**TASK GOAL:**
Without the pictures, copy all of the data exactly.

*** SUPPLIED RECORDS ***

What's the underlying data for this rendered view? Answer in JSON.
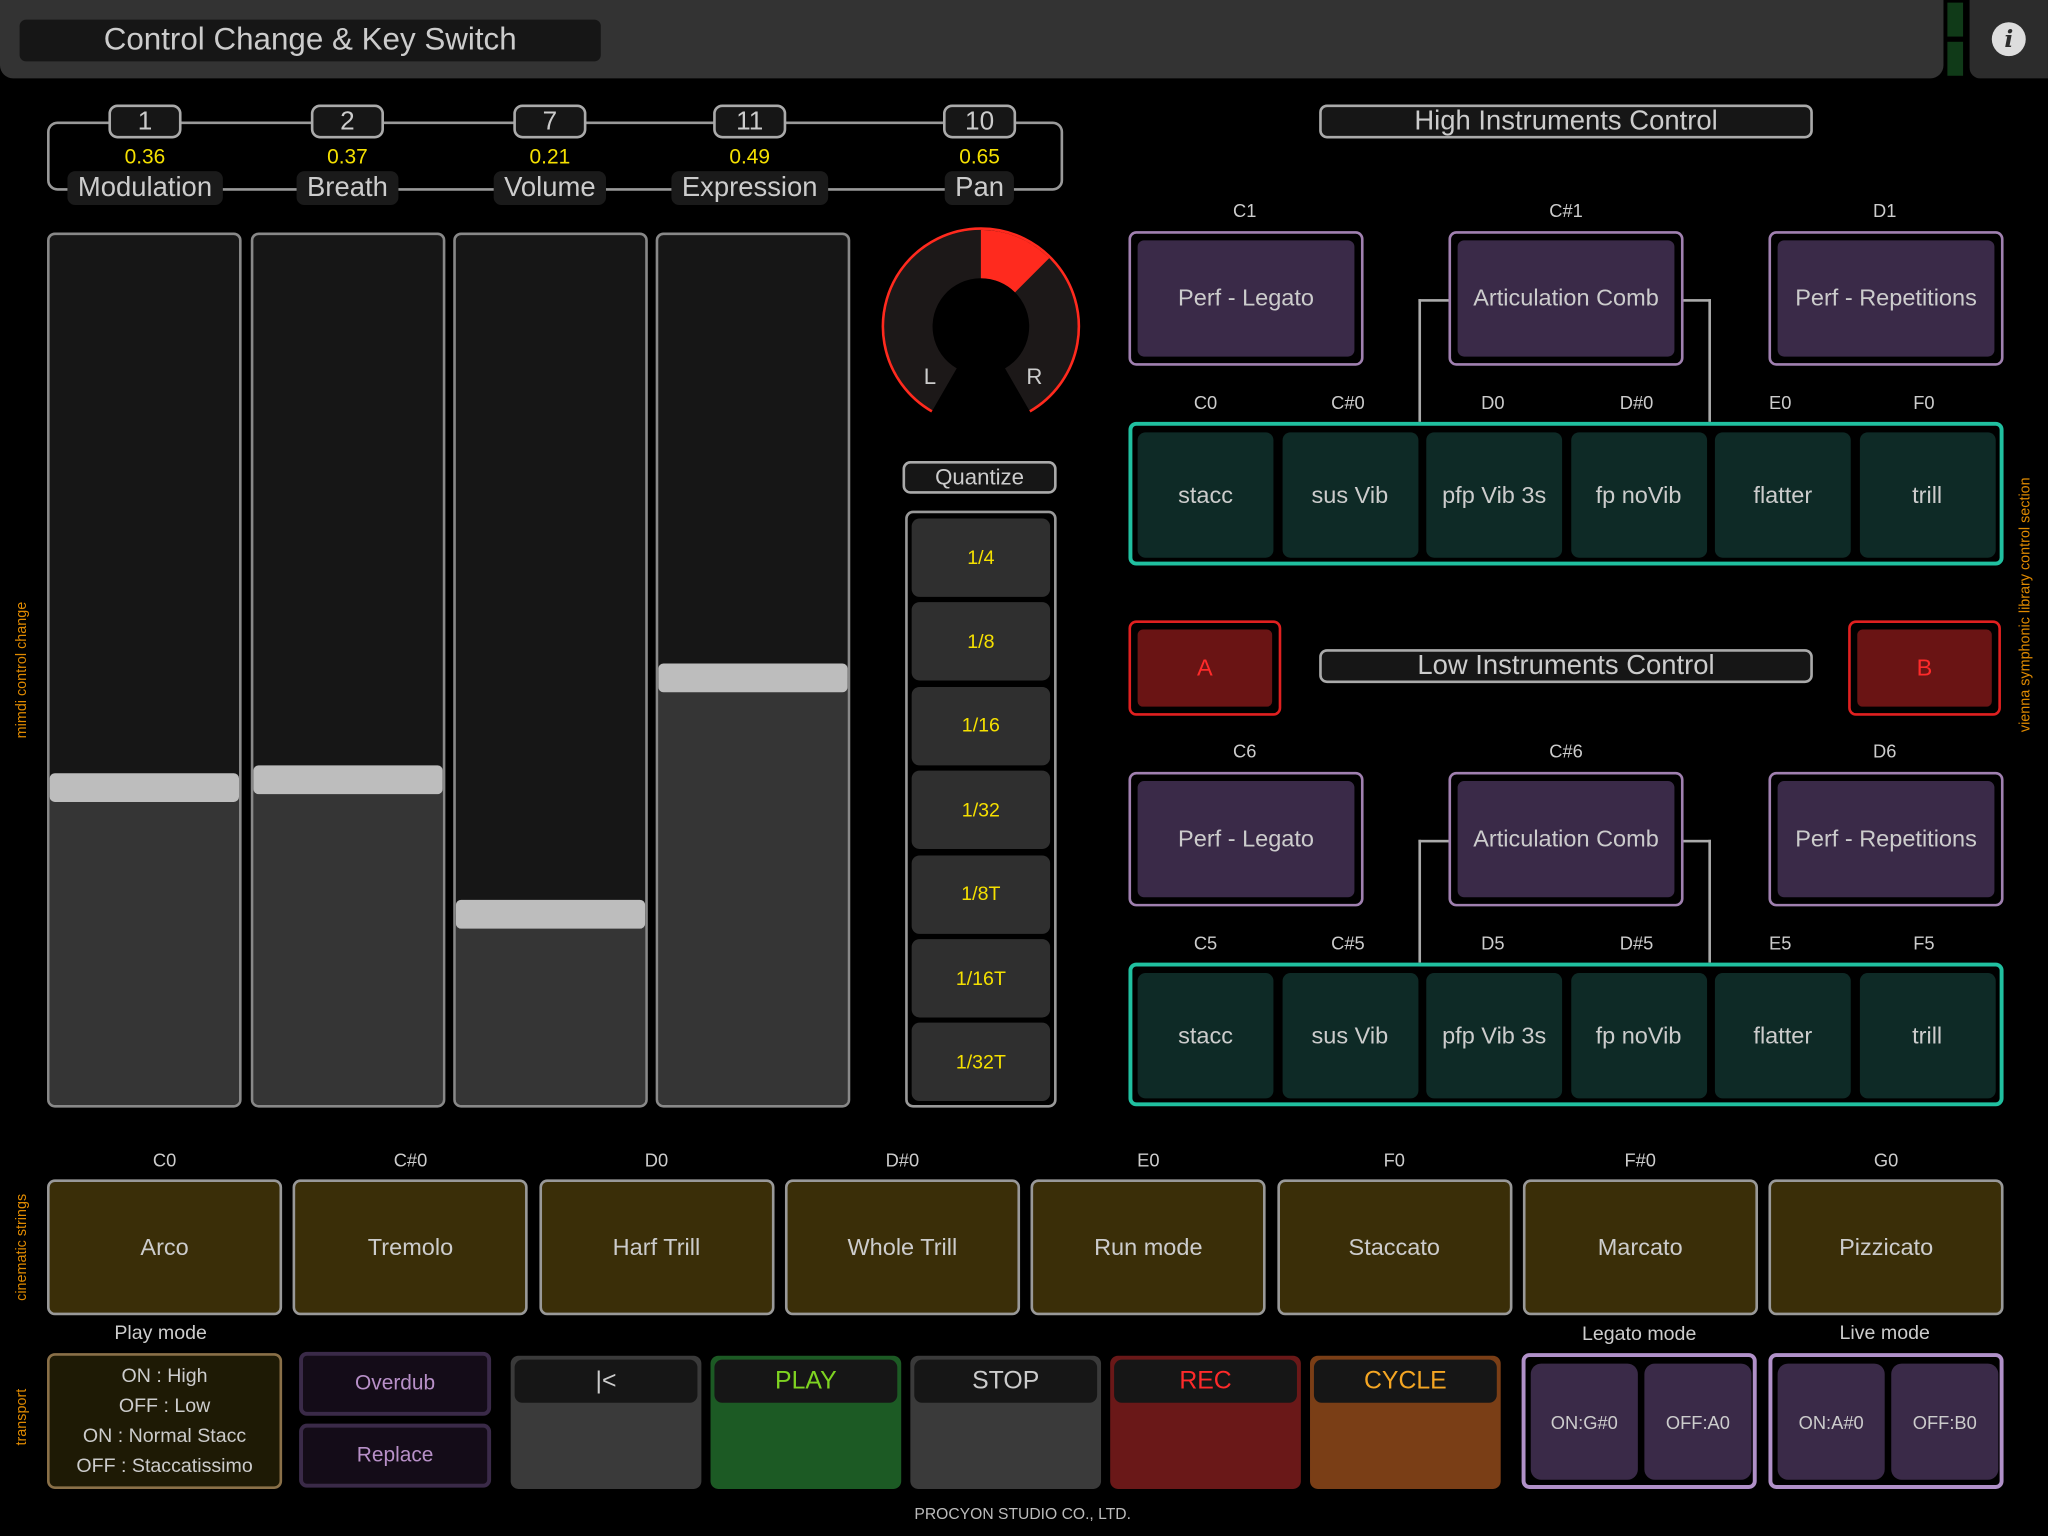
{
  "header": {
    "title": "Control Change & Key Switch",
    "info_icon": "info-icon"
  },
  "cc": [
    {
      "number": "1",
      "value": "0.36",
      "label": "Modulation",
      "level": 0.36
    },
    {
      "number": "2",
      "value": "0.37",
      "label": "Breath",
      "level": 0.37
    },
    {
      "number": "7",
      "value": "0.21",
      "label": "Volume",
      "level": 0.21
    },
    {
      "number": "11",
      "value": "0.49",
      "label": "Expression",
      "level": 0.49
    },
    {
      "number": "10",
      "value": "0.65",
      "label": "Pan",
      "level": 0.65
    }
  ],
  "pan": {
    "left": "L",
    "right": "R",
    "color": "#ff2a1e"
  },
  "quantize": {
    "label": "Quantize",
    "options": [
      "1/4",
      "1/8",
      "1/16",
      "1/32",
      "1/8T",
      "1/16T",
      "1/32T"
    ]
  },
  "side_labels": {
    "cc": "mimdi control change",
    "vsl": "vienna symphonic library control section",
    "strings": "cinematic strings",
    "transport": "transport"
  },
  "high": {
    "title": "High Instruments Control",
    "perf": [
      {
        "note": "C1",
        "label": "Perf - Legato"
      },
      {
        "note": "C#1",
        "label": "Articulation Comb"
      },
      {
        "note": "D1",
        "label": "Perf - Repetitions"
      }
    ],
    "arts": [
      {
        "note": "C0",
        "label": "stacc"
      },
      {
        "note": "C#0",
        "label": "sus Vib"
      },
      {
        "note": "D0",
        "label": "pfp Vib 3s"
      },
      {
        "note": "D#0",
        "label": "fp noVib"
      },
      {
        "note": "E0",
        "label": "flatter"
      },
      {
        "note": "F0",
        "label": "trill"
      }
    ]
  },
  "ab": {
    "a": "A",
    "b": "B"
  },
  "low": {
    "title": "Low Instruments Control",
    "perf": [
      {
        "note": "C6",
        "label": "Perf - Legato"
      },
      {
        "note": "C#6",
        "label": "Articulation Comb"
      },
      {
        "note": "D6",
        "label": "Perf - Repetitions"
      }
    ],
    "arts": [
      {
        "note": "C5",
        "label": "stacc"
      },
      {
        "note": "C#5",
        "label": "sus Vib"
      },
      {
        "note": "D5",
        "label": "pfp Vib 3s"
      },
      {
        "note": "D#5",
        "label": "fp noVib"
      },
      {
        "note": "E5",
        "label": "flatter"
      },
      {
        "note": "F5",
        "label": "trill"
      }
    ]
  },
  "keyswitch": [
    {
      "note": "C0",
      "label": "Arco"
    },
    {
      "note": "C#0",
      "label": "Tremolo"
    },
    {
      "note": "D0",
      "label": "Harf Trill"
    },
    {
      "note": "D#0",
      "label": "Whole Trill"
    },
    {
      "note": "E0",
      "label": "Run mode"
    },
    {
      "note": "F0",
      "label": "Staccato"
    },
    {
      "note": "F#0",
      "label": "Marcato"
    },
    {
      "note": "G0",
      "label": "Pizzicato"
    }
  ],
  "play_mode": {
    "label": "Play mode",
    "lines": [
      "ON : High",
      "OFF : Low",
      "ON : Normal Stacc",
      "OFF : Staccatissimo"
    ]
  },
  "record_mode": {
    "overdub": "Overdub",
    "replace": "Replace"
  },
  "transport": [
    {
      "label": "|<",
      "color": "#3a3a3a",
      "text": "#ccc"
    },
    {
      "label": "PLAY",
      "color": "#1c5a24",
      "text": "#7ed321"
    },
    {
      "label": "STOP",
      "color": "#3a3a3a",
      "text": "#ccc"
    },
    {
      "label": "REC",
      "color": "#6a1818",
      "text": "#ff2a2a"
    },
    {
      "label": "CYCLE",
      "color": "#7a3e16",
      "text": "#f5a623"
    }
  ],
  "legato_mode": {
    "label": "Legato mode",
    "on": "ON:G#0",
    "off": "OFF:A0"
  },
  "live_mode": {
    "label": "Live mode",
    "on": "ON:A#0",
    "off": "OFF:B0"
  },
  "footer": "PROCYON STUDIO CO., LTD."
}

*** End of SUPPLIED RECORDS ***

**PROBLEM SOLUTION:**
What's the underlying data for this rendered view? Answer in JSON.
{
  "header": {
    "title": "Control Change & Key Switch",
    "info_icon": "info-icon"
  },
  "cc": [
    {
      "number": "1",
      "value": "0.36",
      "label": "Modulation",
      "level": 0.36
    },
    {
      "number": "2",
      "value": "0.37",
      "label": "Breath",
      "level": 0.37
    },
    {
      "number": "7",
      "value": "0.21",
      "label": "Volume",
      "level": 0.21
    },
    {
      "number": "11",
      "value": "0.49",
      "label": "Expression",
      "level": 0.49
    },
    {
      "number": "10",
      "value": "0.65",
      "label": "Pan",
      "level": 0.65
    }
  ],
  "pan": {
    "left": "L",
    "right": "R",
    "color": "#ff2a1e"
  },
  "quantize": {
    "label": "Quantize",
    "options": [
      "1/4",
      "1/8",
      "1/16",
      "1/32",
      "1/8T",
      "1/16T",
      "1/32T"
    ]
  },
  "side_labels": {
    "cc": "mimdi control change",
    "vsl": "vienna symphonic library control section",
    "strings": "cinematic strings",
    "transport": "transport"
  },
  "high": {
    "title": "High Instruments Control",
    "perf": [
      {
        "note": "C1",
        "label": "Perf - Legato"
      },
      {
        "note": "C#1",
        "label": "Articulation Comb"
      },
      {
        "note": "D1",
        "label": "Perf - Repetitions"
      }
    ],
    "arts": [
      {
        "note": "C0",
        "label": "stacc"
      },
      {
        "note": "C#0",
        "label": "sus Vib"
      },
      {
        "note": "D0",
        "label": "pfp Vib 3s"
      },
      {
        "note": "D#0",
        "label": "fp noVib"
      },
      {
        "note": "E0",
        "label": "flatter"
      },
      {
        "note": "F0",
        "label": "trill"
      }
    ]
  },
  "ab": {
    "a": "A",
    "b": "B"
  },
  "low": {
    "title": "Low Instruments Control",
    "perf": [
      {
        "note": "C6",
        "label": "Perf - Legato"
      },
      {
        "note": "C#6",
        "label": "Articulation Comb"
      },
      {
        "note": "D6",
        "label": "Perf - Repetitions"
      }
    ],
    "arts": [
      {
        "note": "C5",
        "label": "stacc"
      },
      {
        "note": "C#5",
        "label": "sus Vib"
      },
      {
        "note": "D5",
        "label": "pfp Vib 3s"
      },
      {
        "note": "D#5",
        "label": "fp noVib"
      },
      {
        "note": "E5",
        "label": "flatter"
      },
      {
        "note": "F5",
        "label": "trill"
      }
    ]
  },
  "keyswitch": [
    {
      "note": "C0",
      "label": "Arco"
    },
    {
      "note": "C#0",
      "label": "Tremolo"
    },
    {
      "note": "D0",
      "label": "Harf Trill"
    },
    {
      "note": "D#0",
      "label": "Whole Trill"
    },
    {
      "note": "E0",
      "label": "Run mode"
    },
    {
      "note": "F0",
      "label": "Staccato"
    },
    {
      "note": "F#0",
      "label": "Marcato"
    },
    {
      "note": "G0",
      "label": "Pizzicato"
    }
  ],
  "play_mode": {
    "label": "Play mode",
    "lines": [
      "ON : High",
      "OFF : Low",
      "ON : Normal Stacc",
      "OFF : Staccatissimo"
    ]
  },
  "record_mode": {
    "overdub": "Overdub",
    "replace": "Replace"
  },
  "transport": [
    {
      "label": "|<",
      "color": "#3a3a3a",
      "text": "#ccc"
    },
    {
      "label": "PLAY",
      "color": "#1c5a24",
      "text": "#7ed321"
    },
    {
      "label": "STOP",
      "color": "#3a3a3a",
      "text": "#ccc"
    },
    {
      "label": "REC",
      "color": "#6a1818",
      "text": "#ff2a2a"
    },
    {
      "label": "CYCLE",
      "color": "#7a3e16",
      "text": "#f5a623"
    }
  ],
  "legato_mode": {
    "label": "Legato mode",
    "on": "ON:G#0",
    "off": "OFF:A0"
  },
  "live_mode": {
    "label": "Live mode",
    "on": "ON:A#0",
    "off": "OFF:B0"
  },
  "footer": "PROCYON STUDIO CO., LTD."
}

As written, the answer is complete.